**** PROVIDED RECORDS

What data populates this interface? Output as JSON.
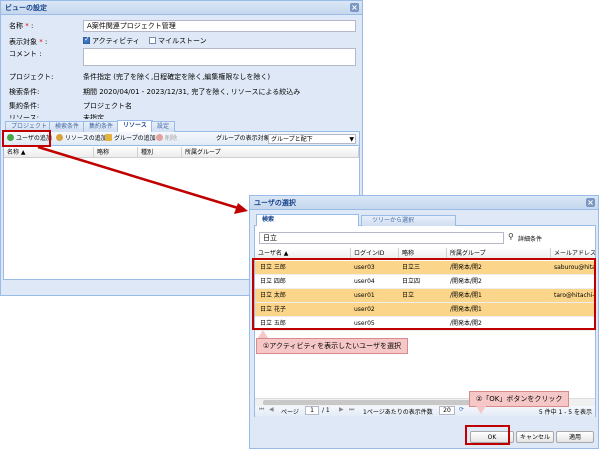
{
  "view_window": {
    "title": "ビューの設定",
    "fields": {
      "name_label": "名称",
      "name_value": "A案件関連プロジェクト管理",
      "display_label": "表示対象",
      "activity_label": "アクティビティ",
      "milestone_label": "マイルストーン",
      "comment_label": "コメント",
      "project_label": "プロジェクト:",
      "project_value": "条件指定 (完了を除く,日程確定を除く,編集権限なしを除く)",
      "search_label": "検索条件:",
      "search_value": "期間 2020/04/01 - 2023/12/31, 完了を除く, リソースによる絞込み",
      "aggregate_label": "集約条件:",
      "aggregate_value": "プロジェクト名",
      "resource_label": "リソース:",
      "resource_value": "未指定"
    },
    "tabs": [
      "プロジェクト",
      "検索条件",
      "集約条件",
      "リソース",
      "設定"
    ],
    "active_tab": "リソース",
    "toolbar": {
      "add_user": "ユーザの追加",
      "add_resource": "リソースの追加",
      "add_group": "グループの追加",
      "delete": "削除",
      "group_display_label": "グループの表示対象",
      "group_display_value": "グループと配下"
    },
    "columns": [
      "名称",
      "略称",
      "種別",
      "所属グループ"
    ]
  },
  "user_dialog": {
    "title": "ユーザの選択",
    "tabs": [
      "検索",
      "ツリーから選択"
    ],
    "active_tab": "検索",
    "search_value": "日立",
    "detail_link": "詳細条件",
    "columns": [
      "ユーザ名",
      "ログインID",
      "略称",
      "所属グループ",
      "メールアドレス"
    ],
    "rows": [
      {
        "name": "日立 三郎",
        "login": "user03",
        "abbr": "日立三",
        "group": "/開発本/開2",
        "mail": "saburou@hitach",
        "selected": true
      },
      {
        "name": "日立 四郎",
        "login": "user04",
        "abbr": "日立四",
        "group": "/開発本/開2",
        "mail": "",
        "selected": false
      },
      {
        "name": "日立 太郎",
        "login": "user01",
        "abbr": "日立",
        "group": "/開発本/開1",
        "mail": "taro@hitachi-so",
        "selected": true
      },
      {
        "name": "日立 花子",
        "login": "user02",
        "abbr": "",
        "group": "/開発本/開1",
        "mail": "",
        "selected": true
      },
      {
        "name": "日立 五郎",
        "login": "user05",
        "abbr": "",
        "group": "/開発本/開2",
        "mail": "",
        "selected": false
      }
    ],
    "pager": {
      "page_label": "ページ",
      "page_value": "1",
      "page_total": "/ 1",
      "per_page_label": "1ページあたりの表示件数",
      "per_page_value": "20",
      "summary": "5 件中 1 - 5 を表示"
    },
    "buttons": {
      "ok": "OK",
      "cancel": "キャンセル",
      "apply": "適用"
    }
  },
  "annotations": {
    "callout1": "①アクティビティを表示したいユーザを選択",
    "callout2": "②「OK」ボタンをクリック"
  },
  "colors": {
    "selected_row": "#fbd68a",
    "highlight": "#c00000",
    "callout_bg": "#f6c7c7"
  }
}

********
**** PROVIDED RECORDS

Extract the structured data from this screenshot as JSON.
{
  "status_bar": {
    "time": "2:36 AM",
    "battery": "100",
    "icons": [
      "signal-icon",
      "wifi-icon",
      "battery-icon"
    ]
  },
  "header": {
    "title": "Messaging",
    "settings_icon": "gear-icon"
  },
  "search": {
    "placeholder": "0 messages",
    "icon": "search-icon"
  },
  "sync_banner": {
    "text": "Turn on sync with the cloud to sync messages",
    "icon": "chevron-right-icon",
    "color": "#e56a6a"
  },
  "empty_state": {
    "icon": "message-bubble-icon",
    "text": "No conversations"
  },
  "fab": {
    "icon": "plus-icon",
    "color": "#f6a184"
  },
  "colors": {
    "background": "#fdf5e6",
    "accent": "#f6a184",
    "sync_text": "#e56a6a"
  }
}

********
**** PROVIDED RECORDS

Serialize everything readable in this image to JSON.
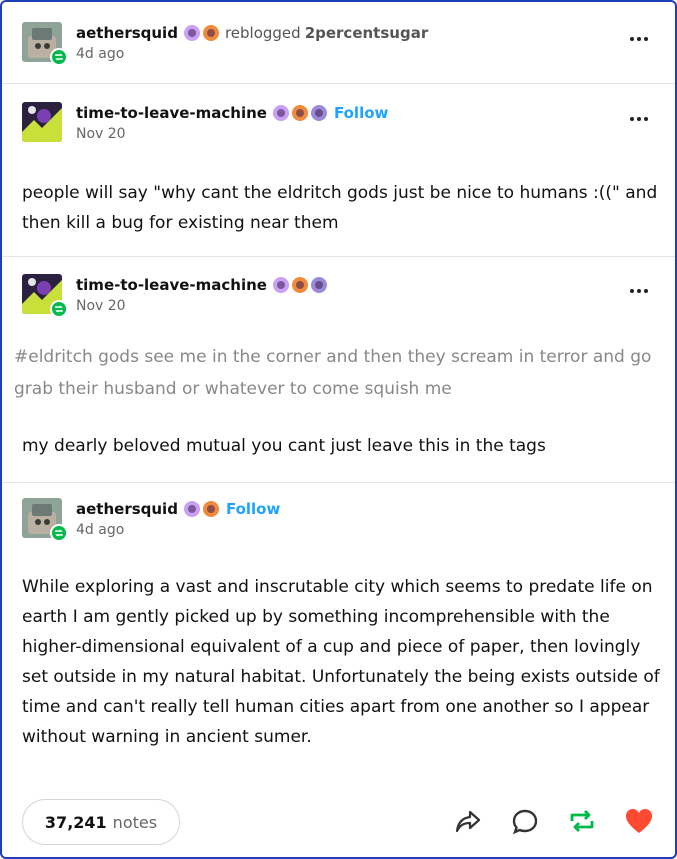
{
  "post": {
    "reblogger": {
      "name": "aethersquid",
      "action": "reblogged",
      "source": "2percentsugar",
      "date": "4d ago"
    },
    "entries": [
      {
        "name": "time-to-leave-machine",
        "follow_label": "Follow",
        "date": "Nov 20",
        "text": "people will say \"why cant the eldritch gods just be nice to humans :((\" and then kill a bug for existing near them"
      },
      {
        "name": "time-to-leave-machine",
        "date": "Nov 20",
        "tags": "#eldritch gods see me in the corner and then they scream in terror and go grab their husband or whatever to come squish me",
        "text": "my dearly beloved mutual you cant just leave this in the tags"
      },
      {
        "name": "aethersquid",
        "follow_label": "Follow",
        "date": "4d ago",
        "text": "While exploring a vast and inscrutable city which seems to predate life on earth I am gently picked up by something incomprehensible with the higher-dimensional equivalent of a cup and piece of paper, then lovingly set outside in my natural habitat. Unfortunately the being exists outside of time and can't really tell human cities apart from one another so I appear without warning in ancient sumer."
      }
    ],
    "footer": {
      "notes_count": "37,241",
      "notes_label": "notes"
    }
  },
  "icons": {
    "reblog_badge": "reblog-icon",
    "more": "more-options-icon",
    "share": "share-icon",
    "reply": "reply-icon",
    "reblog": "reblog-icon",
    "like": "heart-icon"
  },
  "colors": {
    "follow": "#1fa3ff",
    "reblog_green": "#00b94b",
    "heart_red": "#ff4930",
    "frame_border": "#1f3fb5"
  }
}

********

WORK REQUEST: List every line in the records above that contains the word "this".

ANSWER FOR THE TASK:
What data populates this interface? Output as JSON.
Extract the structured data from this screenshot as JSON.
Serialize everything readable in this image to JSON.
        "text": "my dearly beloved mutual you cant just leave this in the tags"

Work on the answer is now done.